And it starts out quite, quite promising. There’s just something about this new priest, played by Kresimir Mikic, who is tall and lanky and has a somewhat off kilter face, that almost makes you laugh just by looking at him. And when he walks down the street, he’s framed in such a way against the background and is accompanied by music of an odd, whimsical nature (by Mate Matisic, who also co-wrote the screenplay with the director Vinko Bresan) that it just sets you in titters (yes, titters).
It’s all quite quirky and funny, often for reasons you’re not quite sure of. It just is. And it has a first rate supporting cast that get laughs with the slightest change of expression on their faces.
But then, well, it stops really going anywhere that interesting. I mean, instead of following this set up logically and seeing what would happen to this sleepy little town that only comes alive in the summer when suddenly, out of nowhere, for reasons no one understands, everyone, and I mean, everyone (except for the male socialist school teacher and the capitalist married mayor who are sneaking out nightly to meet at a fishing cabin to, well, do you know what) starts having babies, the story, well, it just doesn’t go there.
Instead, it takes some really odd twists and turns that never really made a lot of sense to me with some through lines with results that seemed a bit too arbitrary with the result that the story got more and more puzzling rather than deeper and deeper and emotionally satisfying.
These turns also suggested some rather mystifying and more than tenuous moral conclusions: one shouldn’t substitute vitamins for the pill because if you do a young woman is going to become pregnant and her boyfriend is going to go off and die while trying to find land mines without marrying her and he didn’t want the baby anyway and then his family is going to abduct the woman and hold her prisoner long enough so she can’t get a legal abortion in which case she’ll try to do it herself resulting in her inability to ever have children again.
Or better yet, one shouldn’t punch holes in condoms because if you do, the granddaddy and popular priest is going to get the lead teen singer pregnant and she’s going to kill herself by throwing herself in the bay.
I mean, the logic is so indisputable, and the QED so QEDish, who couldn’t possibly have seen either of those outcomes coming?
And then in the final scenes the authors really try to make the whole thing even more profound with plot turns that are even odder than anything that came before.
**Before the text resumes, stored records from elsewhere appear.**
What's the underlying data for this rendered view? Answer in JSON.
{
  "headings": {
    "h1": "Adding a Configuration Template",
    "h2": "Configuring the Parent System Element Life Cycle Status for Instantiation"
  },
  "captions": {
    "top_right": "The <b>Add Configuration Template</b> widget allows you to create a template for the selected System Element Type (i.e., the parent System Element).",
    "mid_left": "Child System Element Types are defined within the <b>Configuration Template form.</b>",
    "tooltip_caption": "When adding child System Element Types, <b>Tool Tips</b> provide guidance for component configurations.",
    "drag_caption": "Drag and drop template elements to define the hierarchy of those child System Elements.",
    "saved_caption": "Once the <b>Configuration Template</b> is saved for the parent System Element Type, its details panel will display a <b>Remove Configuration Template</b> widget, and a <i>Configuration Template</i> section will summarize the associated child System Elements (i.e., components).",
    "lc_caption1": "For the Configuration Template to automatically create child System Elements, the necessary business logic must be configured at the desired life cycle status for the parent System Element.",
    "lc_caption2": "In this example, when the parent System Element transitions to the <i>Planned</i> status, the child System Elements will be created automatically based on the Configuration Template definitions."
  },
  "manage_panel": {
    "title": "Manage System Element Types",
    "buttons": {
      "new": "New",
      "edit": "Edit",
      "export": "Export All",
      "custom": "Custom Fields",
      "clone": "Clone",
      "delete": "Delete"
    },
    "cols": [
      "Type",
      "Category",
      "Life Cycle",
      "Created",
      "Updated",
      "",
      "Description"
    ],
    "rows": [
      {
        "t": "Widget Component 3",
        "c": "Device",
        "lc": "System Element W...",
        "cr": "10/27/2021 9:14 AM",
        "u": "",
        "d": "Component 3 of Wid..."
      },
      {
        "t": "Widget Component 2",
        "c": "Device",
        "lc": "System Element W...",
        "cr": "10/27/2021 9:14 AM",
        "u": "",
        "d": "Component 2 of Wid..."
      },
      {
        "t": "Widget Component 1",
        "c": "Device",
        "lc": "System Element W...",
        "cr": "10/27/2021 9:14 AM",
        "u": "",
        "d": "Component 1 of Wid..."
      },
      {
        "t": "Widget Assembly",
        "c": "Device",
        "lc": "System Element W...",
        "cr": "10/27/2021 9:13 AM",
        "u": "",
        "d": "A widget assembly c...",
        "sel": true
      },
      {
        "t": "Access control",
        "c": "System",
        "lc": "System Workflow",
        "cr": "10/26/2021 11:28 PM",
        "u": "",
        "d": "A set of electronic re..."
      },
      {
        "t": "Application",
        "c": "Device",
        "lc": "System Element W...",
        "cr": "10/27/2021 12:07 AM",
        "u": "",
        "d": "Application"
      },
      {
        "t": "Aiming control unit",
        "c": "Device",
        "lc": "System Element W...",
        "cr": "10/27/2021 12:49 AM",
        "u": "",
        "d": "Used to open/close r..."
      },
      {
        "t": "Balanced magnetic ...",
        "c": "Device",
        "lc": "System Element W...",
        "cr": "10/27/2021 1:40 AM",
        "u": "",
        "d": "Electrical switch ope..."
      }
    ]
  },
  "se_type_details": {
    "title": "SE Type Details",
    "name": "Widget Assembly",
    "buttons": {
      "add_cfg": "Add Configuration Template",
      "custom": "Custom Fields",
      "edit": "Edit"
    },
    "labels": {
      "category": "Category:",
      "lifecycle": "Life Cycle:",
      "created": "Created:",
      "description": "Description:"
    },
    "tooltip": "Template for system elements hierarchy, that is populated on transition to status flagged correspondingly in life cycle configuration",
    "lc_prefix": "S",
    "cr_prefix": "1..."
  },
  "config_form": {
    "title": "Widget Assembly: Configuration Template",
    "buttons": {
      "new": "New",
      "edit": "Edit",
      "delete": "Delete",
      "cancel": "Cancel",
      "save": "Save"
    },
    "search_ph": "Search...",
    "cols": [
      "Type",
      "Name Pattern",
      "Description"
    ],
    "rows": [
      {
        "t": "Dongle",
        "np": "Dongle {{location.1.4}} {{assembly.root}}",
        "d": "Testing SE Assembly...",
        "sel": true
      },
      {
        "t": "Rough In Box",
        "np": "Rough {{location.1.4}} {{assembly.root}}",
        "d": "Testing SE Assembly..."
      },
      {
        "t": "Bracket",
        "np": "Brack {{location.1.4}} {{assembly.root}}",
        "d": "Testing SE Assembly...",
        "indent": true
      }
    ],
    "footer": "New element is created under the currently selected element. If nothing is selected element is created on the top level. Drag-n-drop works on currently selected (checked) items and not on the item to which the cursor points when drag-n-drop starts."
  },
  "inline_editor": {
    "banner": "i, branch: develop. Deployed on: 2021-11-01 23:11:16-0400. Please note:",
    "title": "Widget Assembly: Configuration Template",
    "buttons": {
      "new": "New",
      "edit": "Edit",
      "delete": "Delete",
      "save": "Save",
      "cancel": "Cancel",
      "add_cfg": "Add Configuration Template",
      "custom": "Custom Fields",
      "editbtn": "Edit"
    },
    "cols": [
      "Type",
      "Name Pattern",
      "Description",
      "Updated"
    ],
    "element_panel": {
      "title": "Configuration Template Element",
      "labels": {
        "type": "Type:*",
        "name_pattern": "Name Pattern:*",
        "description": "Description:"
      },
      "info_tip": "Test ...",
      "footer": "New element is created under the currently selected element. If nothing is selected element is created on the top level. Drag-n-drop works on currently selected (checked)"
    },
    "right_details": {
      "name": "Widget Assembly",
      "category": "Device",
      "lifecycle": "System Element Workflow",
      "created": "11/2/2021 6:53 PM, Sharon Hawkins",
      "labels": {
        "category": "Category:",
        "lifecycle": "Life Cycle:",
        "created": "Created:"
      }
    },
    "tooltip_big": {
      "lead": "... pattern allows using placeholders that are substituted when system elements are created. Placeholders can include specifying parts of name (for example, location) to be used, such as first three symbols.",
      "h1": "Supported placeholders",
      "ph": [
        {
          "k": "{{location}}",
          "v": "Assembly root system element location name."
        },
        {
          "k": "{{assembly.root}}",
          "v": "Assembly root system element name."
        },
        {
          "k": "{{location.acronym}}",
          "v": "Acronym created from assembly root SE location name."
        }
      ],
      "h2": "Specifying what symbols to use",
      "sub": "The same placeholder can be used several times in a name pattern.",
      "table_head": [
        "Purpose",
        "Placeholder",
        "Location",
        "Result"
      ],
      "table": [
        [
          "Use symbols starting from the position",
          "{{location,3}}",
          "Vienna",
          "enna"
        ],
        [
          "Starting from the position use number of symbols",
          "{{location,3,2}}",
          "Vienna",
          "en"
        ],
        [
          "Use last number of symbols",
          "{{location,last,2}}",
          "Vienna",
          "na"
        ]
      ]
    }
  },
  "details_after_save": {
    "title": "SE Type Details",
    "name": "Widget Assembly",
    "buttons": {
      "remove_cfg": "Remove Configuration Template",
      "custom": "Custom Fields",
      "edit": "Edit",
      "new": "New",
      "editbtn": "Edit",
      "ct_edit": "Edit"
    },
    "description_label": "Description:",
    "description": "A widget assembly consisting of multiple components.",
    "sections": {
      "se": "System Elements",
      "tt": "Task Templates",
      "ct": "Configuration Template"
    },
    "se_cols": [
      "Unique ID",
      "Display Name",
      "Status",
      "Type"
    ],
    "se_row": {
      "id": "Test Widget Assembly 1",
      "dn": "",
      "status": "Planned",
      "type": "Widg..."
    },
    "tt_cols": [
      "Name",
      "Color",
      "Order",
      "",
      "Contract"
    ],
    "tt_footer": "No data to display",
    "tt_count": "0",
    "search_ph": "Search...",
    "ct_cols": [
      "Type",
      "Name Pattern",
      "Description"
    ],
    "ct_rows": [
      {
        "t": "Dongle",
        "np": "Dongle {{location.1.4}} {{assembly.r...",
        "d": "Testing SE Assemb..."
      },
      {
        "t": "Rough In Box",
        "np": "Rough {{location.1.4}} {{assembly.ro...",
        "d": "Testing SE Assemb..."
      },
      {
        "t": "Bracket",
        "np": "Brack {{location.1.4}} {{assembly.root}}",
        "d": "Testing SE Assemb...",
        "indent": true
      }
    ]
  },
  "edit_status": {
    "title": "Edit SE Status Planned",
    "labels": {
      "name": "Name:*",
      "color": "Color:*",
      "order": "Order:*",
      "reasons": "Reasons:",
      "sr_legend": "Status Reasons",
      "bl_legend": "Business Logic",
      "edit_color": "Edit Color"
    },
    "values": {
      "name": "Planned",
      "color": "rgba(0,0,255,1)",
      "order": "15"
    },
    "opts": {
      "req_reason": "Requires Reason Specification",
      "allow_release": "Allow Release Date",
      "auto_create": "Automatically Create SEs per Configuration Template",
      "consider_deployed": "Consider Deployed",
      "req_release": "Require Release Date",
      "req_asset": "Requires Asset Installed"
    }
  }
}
But for me, the profundity went over my head and I had no longer had anyt idea what the authors were trying to say or do.
In the end, the whole movie comes across as one of those films that has this incredibly great premise, but no one seemed to really know what to do with it.